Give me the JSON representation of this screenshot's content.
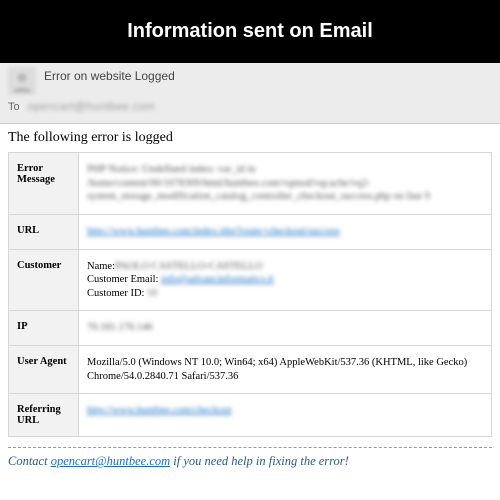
{
  "header": {
    "title": "Information sent on Email"
  },
  "email": {
    "subject": "Error on website Logged",
    "to_label": "To",
    "to_value": "opencart@huntbee.com"
  },
  "body": {
    "heading": "The following error is logged",
    "rows": {
      "error_message": {
        "label": "Error Message",
        "value": "PHP Notice: Undefined index: var_id in /home/content/00/1078309/html/huntbee.com/vqmod/vqcache/vq2-system_storage_modification_catalog_controller_checkout_success.php on line 9"
      },
      "url": {
        "label": "URL",
        "value": "http://www.huntbee.com/index.php?route=checkout/success"
      },
      "customer": {
        "label": "Customer",
        "name_label": "Name:",
        "name_value": "PAOLO CASTELLO-CASTELLO",
        "email_label": "Customer Email:",
        "email_value": "info@advancinformatics.it",
        "id_label": "Customer ID:",
        "id_value": "98"
      },
      "ip": {
        "label": "IP",
        "value": "70.181.170.146"
      },
      "user_agent": {
        "label": "User Agent",
        "value": "Mozilla/5.0 (Windows NT 10.0; Win64; x64) AppleWebKit/537.36 (KHTML, like Gecko) Chrome/54.0.2840.71 Safari/537.36"
      },
      "ref": {
        "label": "Referring URL",
        "value": "http://www.huntbee.com/checkout"
      }
    },
    "contact_prefix": "Contact ",
    "contact_email": "opencart@huntbee.com",
    "contact_suffix": " if you need help in fixing the error!"
  }
}
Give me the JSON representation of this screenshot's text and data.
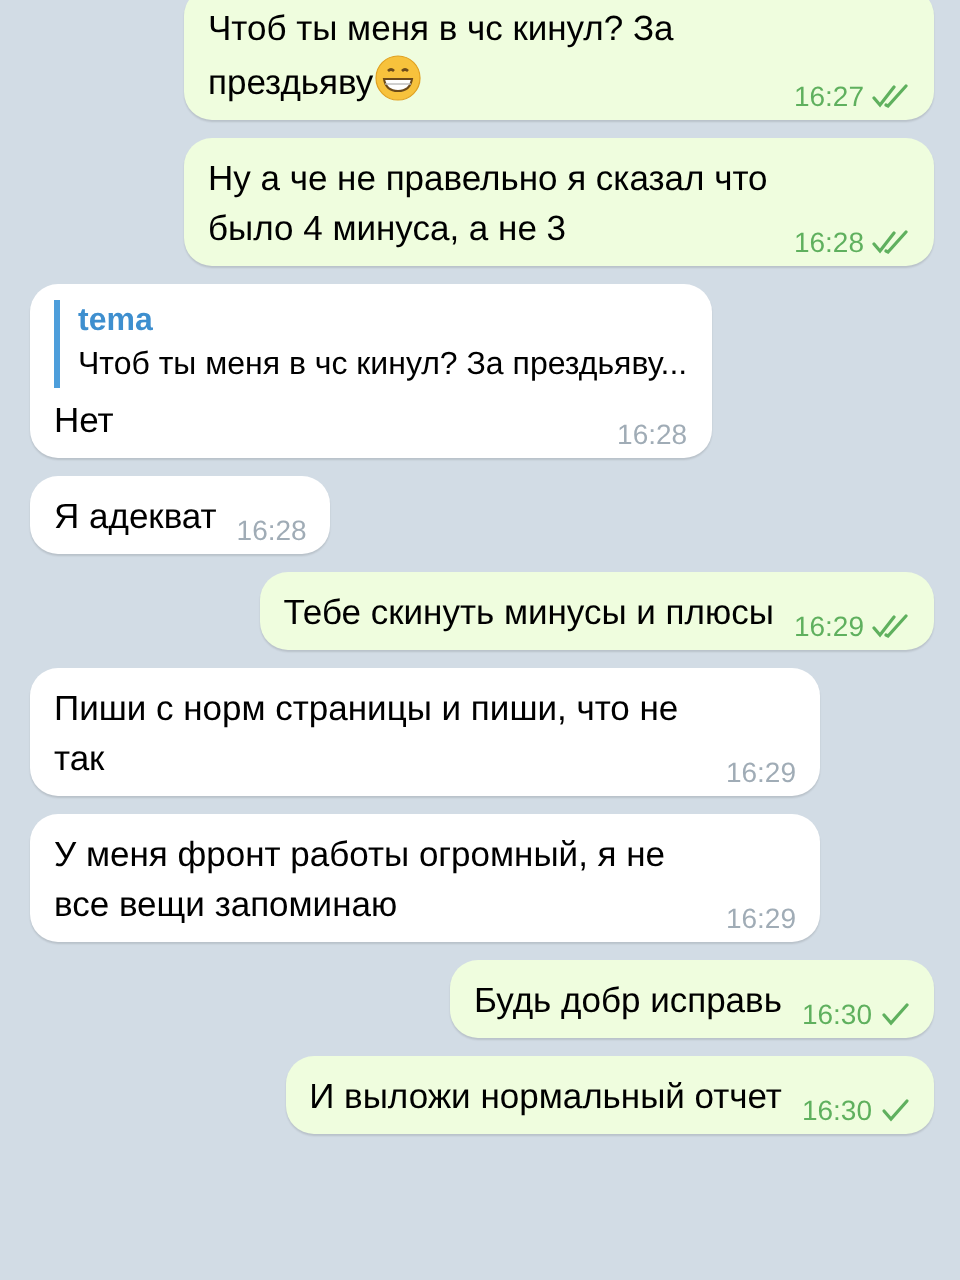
{
  "messages": [
    {
      "outgoing": true,
      "text": "Чтоб ты меня в чс кинул? За прездьяву",
      "emoji": true,
      "time": "16:27",
      "read": true
    },
    {
      "outgoing": true,
      "text": "Ну а че не правельно я сказал что было 4 минуса, а не 3",
      "time": "16:28",
      "read": true
    },
    {
      "outgoing": false,
      "reply": {
        "author": "tema",
        "text": "Чтоб ты меня в чс кинул? За прездьяву..."
      },
      "text": "Нет",
      "time": "16:28"
    },
    {
      "outgoing": false,
      "text": "Я адекват",
      "time": "16:28"
    },
    {
      "outgoing": true,
      "text": "Тебе скинуть минусы и плюсы",
      "time": "16:29",
      "read": true
    },
    {
      "outgoing": false,
      "text": "Пиши с норм страницы и пиши, что не так",
      "time": "16:29"
    },
    {
      "outgoing": false,
      "text": "У меня фронт работы огромный, я не все вещи запоминаю",
      "time": "16:29"
    },
    {
      "outgoing": true,
      "text": "Будь добр исправь",
      "time": "16:30",
      "read": false
    },
    {
      "outgoing": true,
      "text": "И выложи нормальный отчет",
      "time": "16:30",
      "read": false
    }
  ]
}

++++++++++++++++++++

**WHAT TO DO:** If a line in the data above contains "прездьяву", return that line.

**EXERCISE RESULT:**
      "text": "Чтоб ты меня в чс кинул? За прездьяву",
        "text": "Чтоб ты меня в чс кинул? За прездьяву..."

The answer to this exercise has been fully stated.